- PROMPT -
Please return all of the material exactly, with no line missing.

- LISTED ENTRIES -
^^^^

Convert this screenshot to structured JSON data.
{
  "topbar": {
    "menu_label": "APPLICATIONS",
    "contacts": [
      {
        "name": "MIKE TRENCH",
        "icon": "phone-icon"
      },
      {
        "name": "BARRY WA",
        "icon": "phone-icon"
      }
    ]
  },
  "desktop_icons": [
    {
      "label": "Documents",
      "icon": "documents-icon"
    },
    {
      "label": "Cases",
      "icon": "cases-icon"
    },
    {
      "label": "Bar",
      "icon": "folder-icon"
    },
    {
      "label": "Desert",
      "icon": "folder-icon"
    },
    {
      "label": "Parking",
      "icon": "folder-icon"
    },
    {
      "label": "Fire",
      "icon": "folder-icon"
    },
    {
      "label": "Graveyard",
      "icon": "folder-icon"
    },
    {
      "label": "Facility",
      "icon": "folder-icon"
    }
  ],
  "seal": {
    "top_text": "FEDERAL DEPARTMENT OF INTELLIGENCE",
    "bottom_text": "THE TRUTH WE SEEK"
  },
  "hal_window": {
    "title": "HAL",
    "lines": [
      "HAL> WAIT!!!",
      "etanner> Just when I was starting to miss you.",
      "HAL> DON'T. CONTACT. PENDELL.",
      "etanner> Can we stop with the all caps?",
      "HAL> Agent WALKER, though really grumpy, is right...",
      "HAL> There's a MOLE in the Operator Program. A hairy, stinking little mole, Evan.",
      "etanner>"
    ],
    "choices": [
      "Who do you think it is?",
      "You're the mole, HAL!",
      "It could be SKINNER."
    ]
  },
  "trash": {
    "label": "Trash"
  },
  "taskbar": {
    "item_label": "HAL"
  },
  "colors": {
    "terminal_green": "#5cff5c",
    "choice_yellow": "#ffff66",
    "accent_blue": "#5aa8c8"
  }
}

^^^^

- YOUR SOLUTION -
Convert this screenshot to structured JSON data.
{
  "topbar": {
    "menu_label": "APPLICATIONS",
    "contacts": [
      {
        "name": "MIKE TRENCH",
        "icon": "phone-icon"
      },
      {
        "name": "BARRY WA",
        "icon": "phone-icon"
      }
    ]
  },
  "desktop_icons": [
    {
      "label": "Documents",
      "icon": "documents-icon"
    },
    {
      "label": "Cases",
      "icon": "cases-icon"
    },
    {
      "label": "Bar",
      "icon": "folder-icon"
    },
    {
      "label": "Desert",
      "icon": "folder-icon"
    },
    {
      "label": "Parking",
      "icon": "folder-icon"
    },
    {
      "label": "Fire",
      "icon": "folder-icon"
    },
    {
      "label": "Graveyard",
      "icon": "folder-icon"
    },
    {
      "label": "Facility",
      "icon": "folder-icon"
    }
  ],
  "seal": {
    "top_text": "FEDERAL DEPARTMENT OF INTELLIGENCE",
    "bottom_text": "THE TRUTH WE SEEK"
  },
  "hal_window": {
    "title": "HAL",
    "lines": [
      "HAL> WAIT!!!",
      "etanner> Just when I was starting to miss you.",
      "HAL> DON'T. CONTACT. PENDELL.",
      "etanner> Can we stop with the all caps?",
      "HAL> Agent WALKER, though really grumpy, is right...",
      "HAL> There's a MOLE in the Operator Program. A hairy, stinking little mole, Evan.",
      "etanner>"
    ],
    "choices": [
      "Who do you think it is?",
      "You're the mole, HAL!",
      "It could be SKINNER."
    ]
  },
  "trash": {
    "label": "Trash"
  },
  "taskbar": {
    "item_label": "HAL"
  },
  "colors": {
    "terminal_green": "#5cff5c",
    "choice_yellow": "#ffff66",
    "accent_blue": "#5aa8c8"
  }
}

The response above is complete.